* TASK TO CARRY OUT
Pictures aside, can you reproduce the records word for word?

App and web page records:
= = = = =
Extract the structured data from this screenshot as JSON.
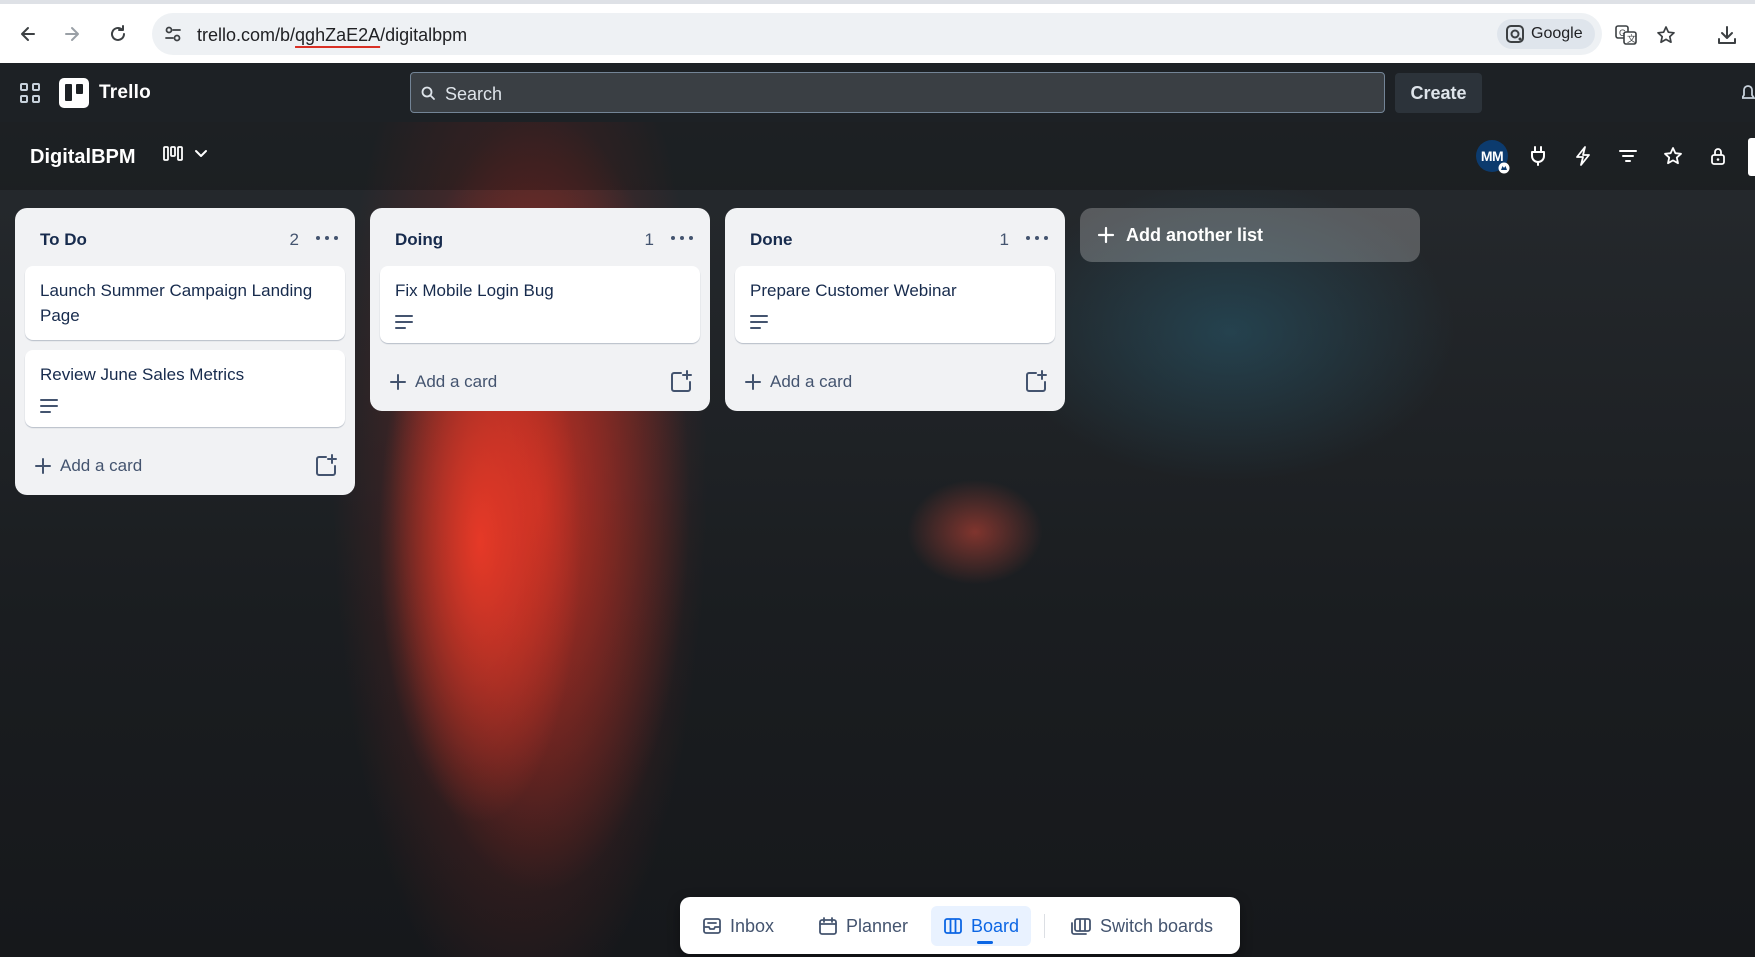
{
  "browser": {
    "url_prefix": "trello.com/b/",
    "url_highlight": "qghZaE2A",
    "url_suffix": "/digitalbpm",
    "lens_label": "Google"
  },
  "header": {
    "app_name": "Trello",
    "search_placeholder": "Search",
    "create_label": "Create"
  },
  "board": {
    "title": "DigitalBPM",
    "member_initials": "MM"
  },
  "lists": [
    {
      "title": "To Do",
      "count": "2",
      "add_card_label": "Add a card",
      "cards": [
        {
          "title": "Launch Summer Campaign Landing Page",
          "has_description": false
        },
        {
          "title": "Review June Sales Metrics",
          "has_description": true
        }
      ]
    },
    {
      "title": "Doing",
      "count": "1",
      "add_card_label": "Add a card",
      "cards": [
        {
          "title": "Fix Mobile Login Bug",
          "has_description": true
        }
      ]
    },
    {
      "title": "Done",
      "count": "1",
      "add_card_label": "Add a card",
      "cards": [
        {
          "title": "Prepare Customer Webinar",
          "has_description": true
        }
      ]
    }
  ],
  "add_list_label": "Add another list",
  "dock": {
    "items": [
      {
        "label": "Inbox",
        "icon": "inbox-icon"
      },
      {
        "label": "Planner",
        "icon": "calendar-icon"
      },
      {
        "label": "Board",
        "icon": "board-icon",
        "active": true
      },
      {
        "label": "Switch boards",
        "icon": "switch-boards-icon"
      }
    ]
  },
  "colors": {
    "header_bg": "#1d2125",
    "list_bg": "#f1f2f4",
    "accent": "#0c66e4",
    "avatar_bg": "#0c3b6e"
  }
}
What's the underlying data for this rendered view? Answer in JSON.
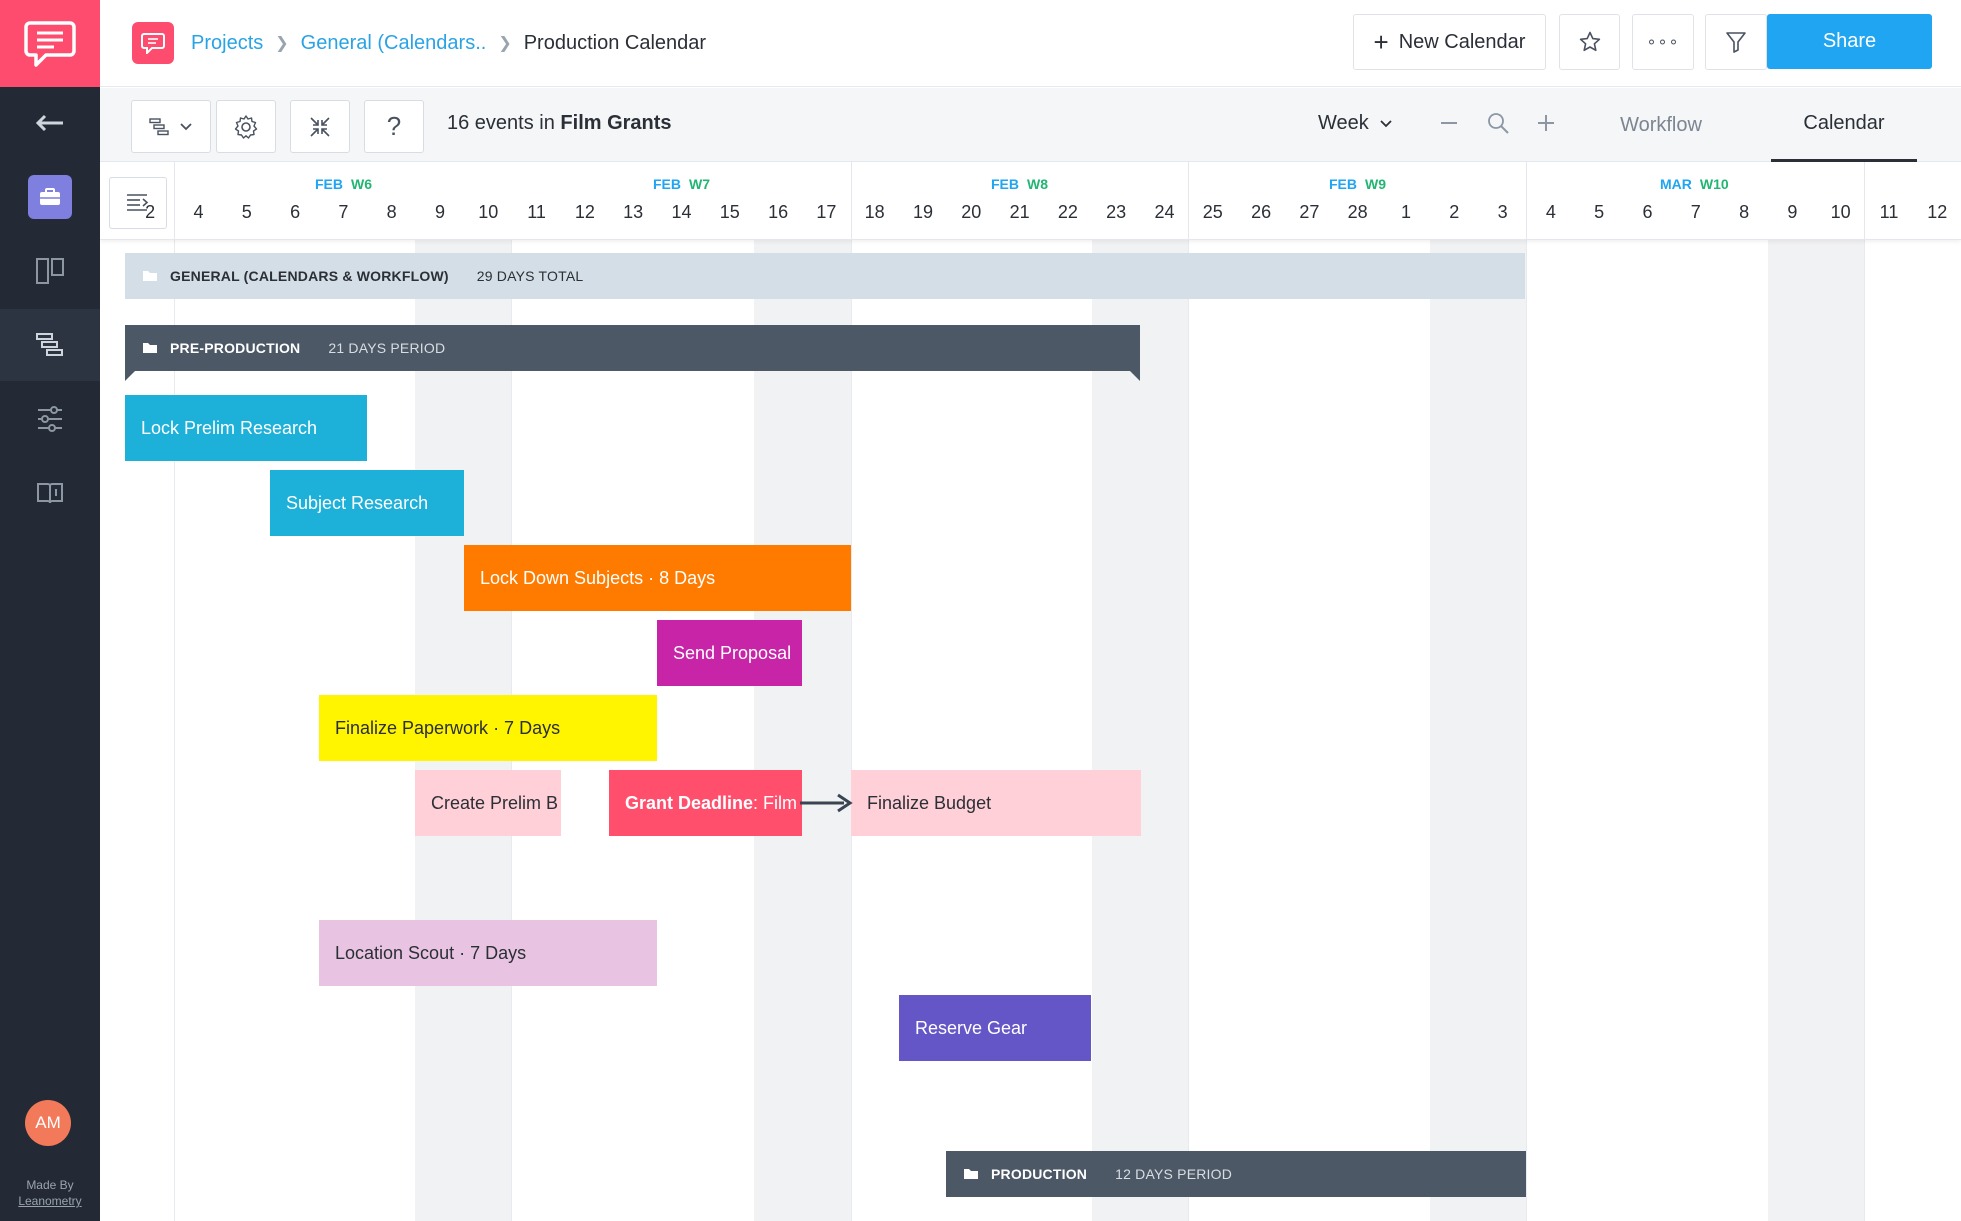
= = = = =
* SOLUTION TO THIS PROBLEM
Extract the structured data from this screenshot as JSON.
{
  "browser": {
    "url_prefix": "trello.com/b/",
    "url_highlight": "qghZaE2A",
    "url_suffix": "/digitalbpm",
    "lens_label": "Google"
  },
  "header": {
    "app_name": "Trello",
    "search_placeholder": "Search",
    "create_label": "Create"
  },
  "board": {
    "title": "DigitalBPM",
    "member_initials": "MM"
  },
  "lists": [
    {
      "title": "To Do",
      "count": "2",
      "add_card_label": "Add a card",
      "cards": [
        {
          "title": "Launch Summer Campaign Landing Page",
          "has_description": false
        },
        {
          "title": "Review June Sales Metrics",
          "has_description": true
        }
      ]
    },
    {
      "title": "Doing",
      "count": "1",
      "add_card_label": "Add a card",
      "cards": [
        {
          "title": "Fix Mobile Login Bug",
          "has_description": true
        }
      ]
    },
    {
      "title": "Done",
      "count": "1",
      "add_card_label": "Add a card",
      "cards": [
        {
          "title": "Prepare Customer Webinar",
          "has_description": true
        }
      ]
    }
  ],
  "add_list_label": "Add another list",
  "dock": {
    "items": [
      {
        "label": "Inbox",
        "icon": "inbox-icon"
      },
      {
        "label": "Planner",
        "icon": "calendar-icon"
      },
      {
        "label": "Board",
        "icon": "board-icon",
        "active": true
      },
      {
        "label": "Switch boards",
        "icon": "switch-boards-icon"
      }
    ]
  },
  "colors": {
    "header_bg": "#1d2125",
    "list_bg": "#f1f2f4",
    "accent": "#0c66e4",
    "avatar_bg": "#0c3b6e"
  }
}
What's the underlying data for this rendered view? Answer in JSON.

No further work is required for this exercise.